* PROMPT:
Please reproduce the listing verbatim, without its images.

◇ ◇ ◇

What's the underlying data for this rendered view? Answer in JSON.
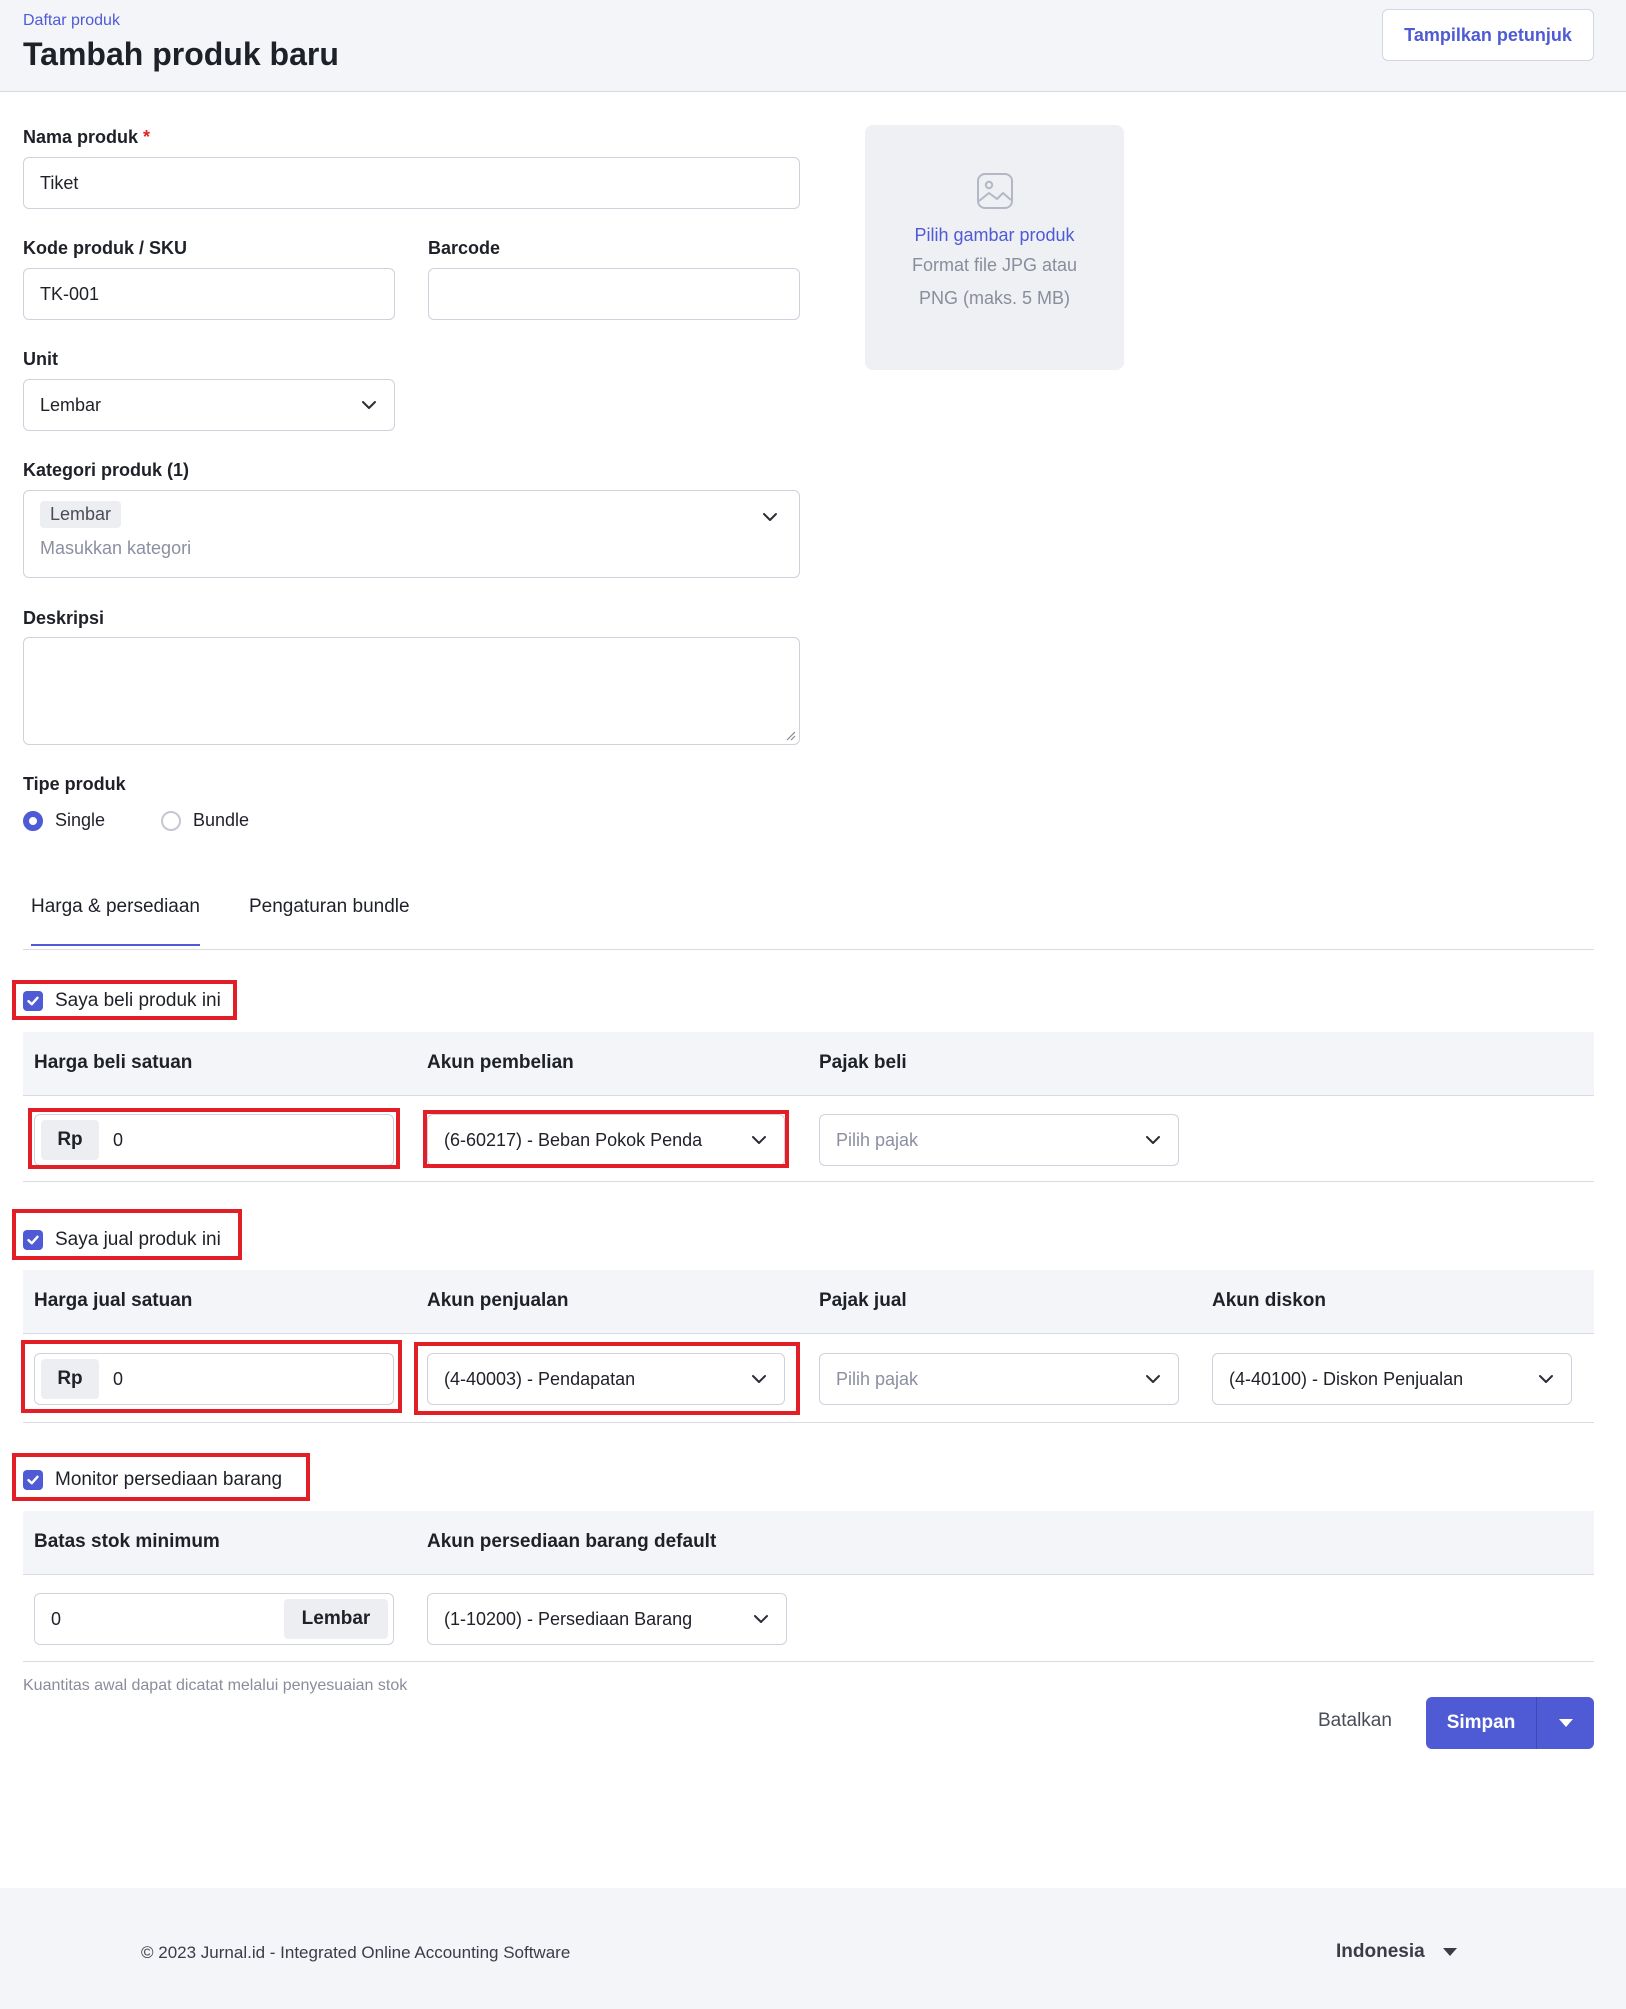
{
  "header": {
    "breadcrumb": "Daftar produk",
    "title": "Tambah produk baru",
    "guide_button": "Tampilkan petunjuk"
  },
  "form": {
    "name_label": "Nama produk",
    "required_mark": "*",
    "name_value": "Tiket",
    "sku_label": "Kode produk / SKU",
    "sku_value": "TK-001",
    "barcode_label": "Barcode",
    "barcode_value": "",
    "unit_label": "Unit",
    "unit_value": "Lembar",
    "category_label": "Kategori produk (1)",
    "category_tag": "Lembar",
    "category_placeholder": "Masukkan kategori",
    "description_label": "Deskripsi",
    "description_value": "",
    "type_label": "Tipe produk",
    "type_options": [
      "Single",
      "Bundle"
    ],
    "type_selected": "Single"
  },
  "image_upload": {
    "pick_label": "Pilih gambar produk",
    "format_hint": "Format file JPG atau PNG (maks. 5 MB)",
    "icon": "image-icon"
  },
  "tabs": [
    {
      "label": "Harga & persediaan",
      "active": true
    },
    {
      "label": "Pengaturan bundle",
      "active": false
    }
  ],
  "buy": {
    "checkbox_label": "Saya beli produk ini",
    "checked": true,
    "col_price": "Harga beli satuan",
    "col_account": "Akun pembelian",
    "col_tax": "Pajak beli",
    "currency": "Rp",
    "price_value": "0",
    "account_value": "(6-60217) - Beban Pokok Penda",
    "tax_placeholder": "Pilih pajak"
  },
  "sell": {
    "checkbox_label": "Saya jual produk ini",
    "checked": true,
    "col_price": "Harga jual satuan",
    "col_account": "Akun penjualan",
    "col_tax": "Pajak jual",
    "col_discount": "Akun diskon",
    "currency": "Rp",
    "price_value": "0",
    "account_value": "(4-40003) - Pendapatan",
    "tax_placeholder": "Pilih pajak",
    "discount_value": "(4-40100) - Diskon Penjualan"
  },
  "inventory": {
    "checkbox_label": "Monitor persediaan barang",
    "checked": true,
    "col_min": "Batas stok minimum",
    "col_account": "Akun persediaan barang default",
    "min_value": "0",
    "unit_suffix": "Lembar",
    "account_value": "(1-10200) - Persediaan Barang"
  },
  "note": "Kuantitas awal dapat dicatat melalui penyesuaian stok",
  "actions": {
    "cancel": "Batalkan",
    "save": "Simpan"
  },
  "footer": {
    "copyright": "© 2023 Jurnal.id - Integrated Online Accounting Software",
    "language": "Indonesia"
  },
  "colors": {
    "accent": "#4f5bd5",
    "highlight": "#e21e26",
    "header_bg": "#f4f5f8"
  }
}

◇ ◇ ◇

* YOUR SOLUTION:
What's the underlying data for this rendered view? Answer in JSON.
{
  "header": {
    "breadcrumb": "Daftar produk",
    "title": "Tambah produk baru",
    "guide_button": "Tampilkan petunjuk"
  },
  "form": {
    "name_label": "Nama produk",
    "required_mark": "*",
    "name_value": "Tiket",
    "sku_label": "Kode produk / SKU",
    "sku_value": "TK-001",
    "barcode_label": "Barcode",
    "barcode_value": "",
    "unit_label": "Unit",
    "unit_value": "Lembar",
    "category_label": "Kategori produk (1)",
    "category_tag": "Lembar",
    "category_placeholder": "Masukkan kategori",
    "description_label": "Deskripsi",
    "description_value": "",
    "type_label": "Tipe produk",
    "type_options": [
      "Single",
      "Bundle"
    ],
    "type_selected": "Single"
  },
  "image_upload": {
    "pick_label": "Pilih gambar produk",
    "format_hint": "Format file JPG atau PNG (maks. 5 MB)",
    "icon": "image-icon"
  },
  "tabs": [
    {
      "label": "Harga & persediaan",
      "active": true
    },
    {
      "label": "Pengaturan bundle",
      "active": false
    }
  ],
  "buy": {
    "checkbox_label": "Saya beli produk ini",
    "checked": true,
    "col_price": "Harga beli satuan",
    "col_account": "Akun pembelian",
    "col_tax": "Pajak beli",
    "currency": "Rp",
    "price_value": "0",
    "account_value": "(6-60217) - Beban Pokok Penda",
    "tax_placeholder": "Pilih pajak"
  },
  "sell": {
    "checkbox_label": "Saya jual produk ini",
    "checked": true,
    "col_price": "Harga jual satuan",
    "col_account": "Akun penjualan",
    "col_tax": "Pajak jual",
    "col_discount": "Akun diskon",
    "currency": "Rp",
    "price_value": "0",
    "account_value": "(4-40003) - Pendapatan",
    "tax_placeholder": "Pilih pajak",
    "discount_value": "(4-40100) - Diskon Penjualan"
  },
  "inventory": {
    "checkbox_label": "Monitor persediaan barang",
    "checked": true,
    "col_min": "Batas stok minimum",
    "col_account": "Akun persediaan barang default",
    "min_value": "0",
    "unit_suffix": "Lembar",
    "account_value": "(1-10200) - Persediaan Barang"
  },
  "note": "Kuantitas awal dapat dicatat melalui penyesuaian stok",
  "actions": {
    "cancel": "Batalkan",
    "save": "Simpan"
  },
  "footer": {
    "copyright": "© 2023 Jurnal.id - Integrated Online Accounting Software",
    "language": "Indonesia"
  },
  "colors": {
    "accent": "#4f5bd5",
    "highlight": "#e21e26",
    "header_bg": "#f4f5f8"
  }
}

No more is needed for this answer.